Tourism is traditionally associated with great opportunities of growth with relatively small investments in physical and human capital, but also with high levels of negative externalizes, particularly referred to the environment. Sometimes those externalizes are easy to be quantified even though are difficult to be internalized because of poor management schemes.  

This paper aims at giving some evidence of the environmental cost of tourism in terms of solid waste produced in municipalities in Tuscany. There is very little literature that addresses the relationship between the production and cost of solid waste and tourist presences, and none, that I am aware of, that look at the seasonality of tourism. I borrow from the literature on Data Envelopment Analysis (DEA) to estimate the efficiency of Decision Management Units (DMU) where the units are represented by municipalities, and I then relate the measure of relative efficiency to spatial and tourism related variables. I also look at the scale of the DMUs to see if the seasonality of tourism has a particular impact on the ability to operate at the optimal scale.

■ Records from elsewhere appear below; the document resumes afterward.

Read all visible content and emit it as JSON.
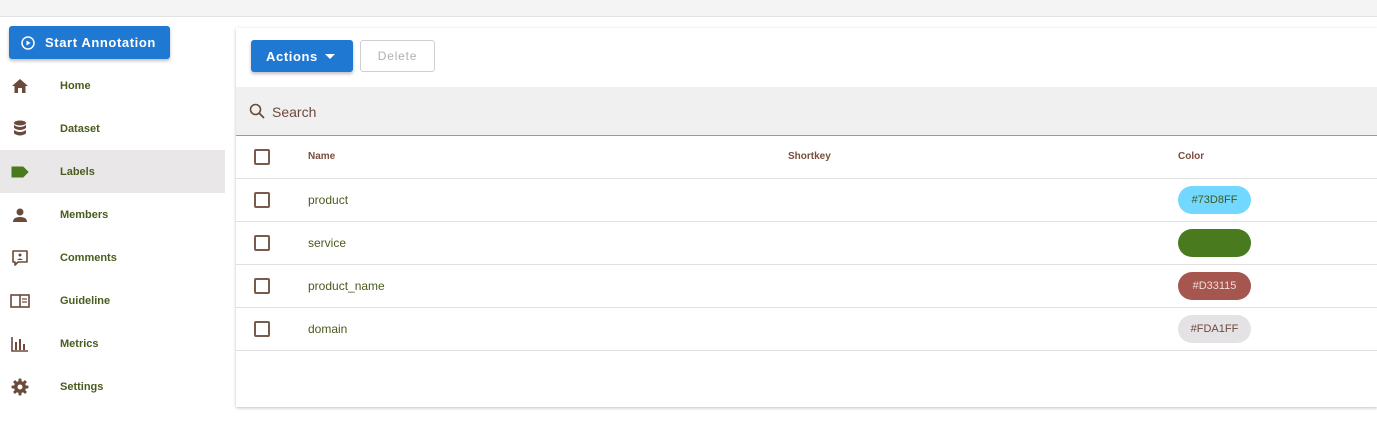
{
  "sidebar": {
    "start_button": "Start Annotation",
    "items": [
      {
        "label": "Home",
        "icon": "home-icon"
      },
      {
        "label": "Dataset",
        "icon": "database-icon"
      },
      {
        "label": "Labels",
        "icon": "label-icon",
        "active": true
      },
      {
        "label": "Members",
        "icon": "person-icon"
      },
      {
        "label": "Comments",
        "icon": "comment-icon"
      },
      {
        "label": "Guideline",
        "icon": "book-icon"
      },
      {
        "label": "Metrics",
        "icon": "chart-bar-icon"
      },
      {
        "label": "Settings",
        "icon": "gear-icon"
      }
    ]
  },
  "toolbar": {
    "actions_label": "Actions",
    "delete_label": "Delete"
  },
  "search": {
    "placeholder": "Search"
  },
  "table": {
    "headers": {
      "name": "Name",
      "shortkey": "Shortkey",
      "color": "Color"
    },
    "rows": [
      {
        "name": "product",
        "shortkey": "",
        "color_text": "#73D8FF",
        "color": "#73D8FF",
        "text_color": "#3a5a1e"
      },
      {
        "name": "service",
        "shortkey": "",
        "color_text": "",
        "color": "#4a7a1e",
        "text_color": "#ffffff"
      },
      {
        "name": "product_name",
        "shortkey": "",
        "color_text": "#D33115",
        "color": "#a5574f",
        "text_color": "#f2dcd8"
      },
      {
        "name": "domain",
        "shortkey": "",
        "color_text": "#FDA1FF",
        "color": "#e4e2e4",
        "text_color": "#6b4a3a"
      }
    ]
  },
  "colors": {
    "primary": "#1f78d1",
    "label_text": "#4a5c1e"
  }
}
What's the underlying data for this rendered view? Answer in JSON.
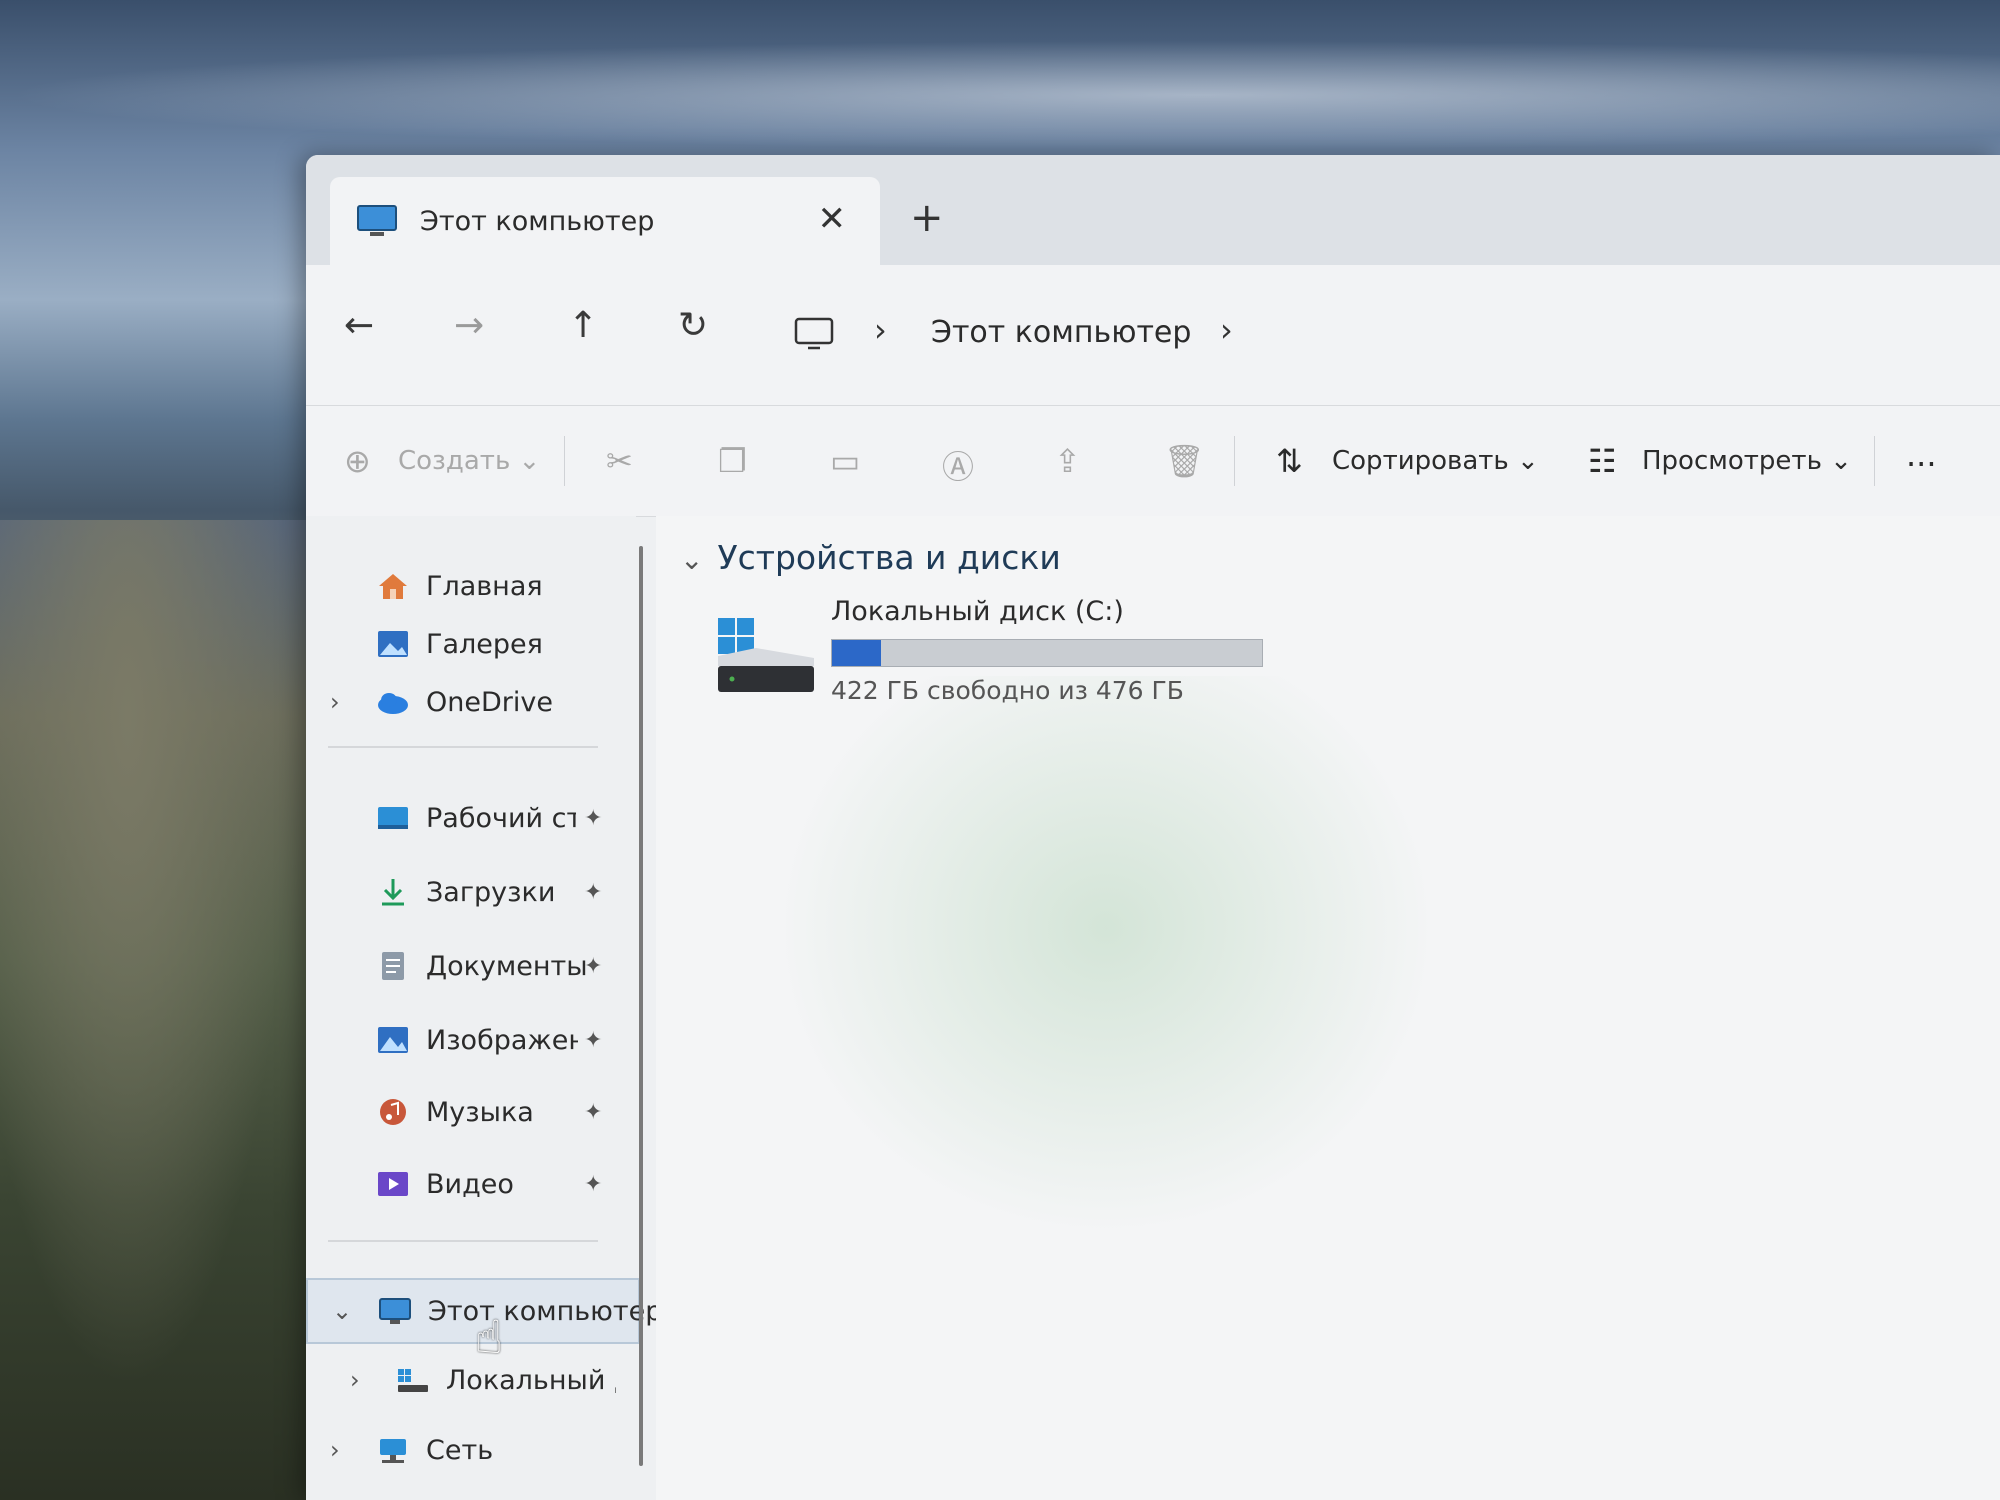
{
  "window": {
    "tab_title": "Этот компьютер",
    "tab_close": "✕",
    "new_tab": "+"
  },
  "nav": {
    "back": "←",
    "forward": "→",
    "up": "↑",
    "refresh": "↻",
    "address_chevron": "›",
    "address_location": "Этот компьютер"
  },
  "toolbar": {
    "create_label": "Создать",
    "sort_label": "Сортировать",
    "view_label": "Просмотреть",
    "more_label": "...",
    "dropdown_glyph": "⌄"
  },
  "sidebar": {
    "items": [
      {
        "label": "Главная",
        "icon": "home-icon"
      },
      {
        "label": "Галерея",
        "icon": "gallery-icon"
      },
      {
        "label": "OneDrive",
        "icon": "onedrive-cloud-icon"
      },
      {
        "label": "Рабочий сто",
        "icon": "desktop-icon",
        "pinned": true
      },
      {
        "label": "Загрузки",
        "icon": "download-icon",
        "pinned": true
      },
      {
        "label": "Документы",
        "icon": "documents-icon",
        "pinned": true
      },
      {
        "label": "Изображени",
        "icon": "pictures-icon",
        "pinned": true
      },
      {
        "label": "Музыка",
        "icon": "music-icon",
        "pinned": true
      },
      {
        "label": "Видео",
        "icon": "video-icon",
        "pinned": true
      },
      {
        "label": "Этот компьютер",
        "icon": "this-pc-icon",
        "selected": true
      },
      {
        "label": "Локальный ди",
        "icon": "local-disk-icon"
      },
      {
        "label": "Сеть",
        "icon": "network-icon"
      }
    ],
    "pin_glyph": "📌",
    "expand_chevron": "›",
    "collapse_chevron": "⌄"
  },
  "content": {
    "group_header": "Устройства и диски",
    "drive": {
      "name": "Локальный диск (C:)",
      "free_text": "422 ГБ свободно из 476 ГБ",
      "used_fraction": 0.113
    }
  },
  "colors": {
    "accent": "#2c68c8",
    "window_bg": "#eef0f2"
  }
}
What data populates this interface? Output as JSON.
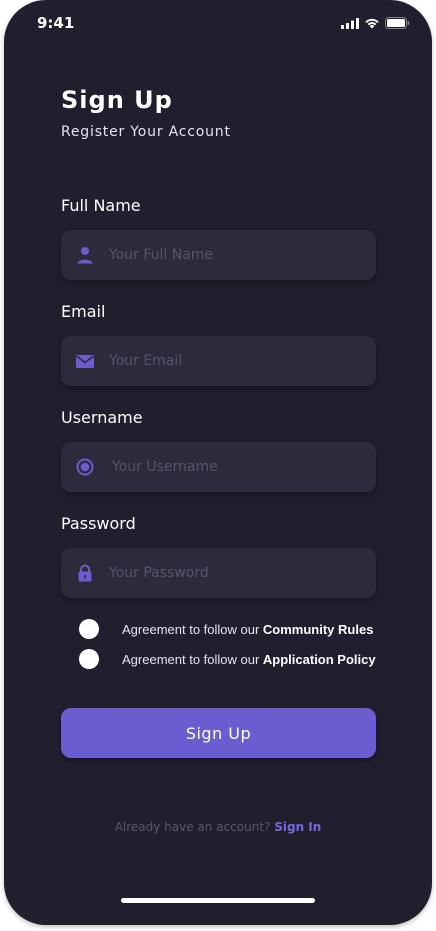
{
  "status_bar": {
    "time": "9:41",
    "icons": [
      "signal-icon",
      "wifi-icon",
      "battery-icon"
    ]
  },
  "header": {
    "title": "Sign Up",
    "subtitle": "Register Your Account"
  },
  "form": {
    "full_name": {
      "label": "Full Name",
      "placeholder": "Your Full Name",
      "value": "",
      "icon": "user-icon"
    },
    "email": {
      "label": "Email",
      "placeholder": "Your Email",
      "value": "",
      "icon": "mail-icon"
    },
    "username": {
      "label": "Username",
      "placeholder": "Your Username",
      "value": "",
      "icon": "radio-dot-icon"
    },
    "password": {
      "label": "Password",
      "placeholder": "Your Password",
      "value": "",
      "icon": "lock-icon"
    }
  },
  "agreements": [
    {
      "prefix": "Agreement to follow our ",
      "link": "Community Rules",
      "checked": false
    },
    {
      "prefix": "Agreement to follow our ",
      "link": "Application Policy",
      "checked": false
    }
  ],
  "signup_button": {
    "label": "Sign Up"
  },
  "footer": {
    "prompt": "Already have an account?",
    "link": "Sign In"
  },
  "colors": {
    "background": "#211e2e",
    "field": "#2d2a3b",
    "accent": "#6b5dcf",
    "link": "#7468dd",
    "placeholder": "#57536a"
  }
}
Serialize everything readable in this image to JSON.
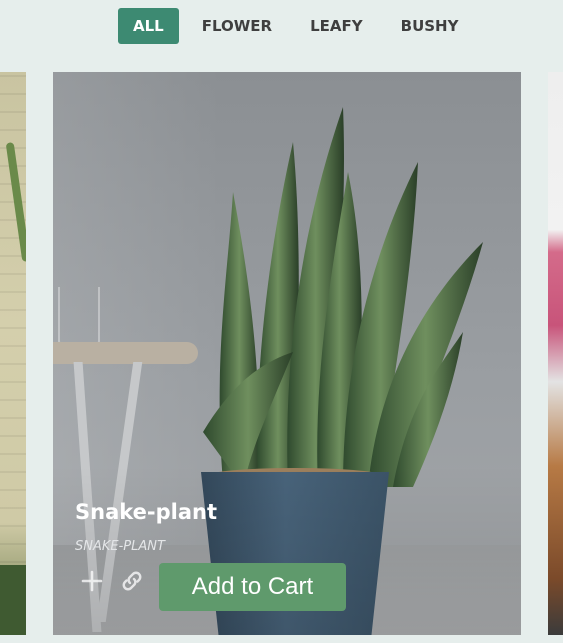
{
  "filters": {
    "all": "ALL",
    "flower": "FLOWER",
    "leafy": "LEAFY",
    "bushy": "BUSHY"
  },
  "product": {
    "name": "Snake-plant",
    "sku": "SNAKE-PLANT",
    "add_to_cart": "Add to Cart"
  },
  "icons": {
    "add": "plus-icon",
    "link": "link-icon"
  },
  "colors": {
    "accent": "#3d8a72",
    "cart_button": "#5f9a6c",
    "background": "#e6eeec"
  }
}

The empirical analysis suggests that (1) seasonality has a negative effect on the efficiency of solid waste management, (2) that this effect is primarily due to the difficulty to operate at optimal scale and (3) that it is especially the seasonality of arrivals that negatively impacts efficiency while the average stay at pick season has an opposed positive effect. The implications of these results are that more effort has to be made in managing flexibly solid waste collection in those localities affected mostly by seasonal tourism, or spread more evenly tourism over the year and incentivate longer stay rather than higher number of visitors. Alternatively, or as a policy instrument for these objectives, a flexible tourist taxation as a function of touristic presences and length of stay could be introduced.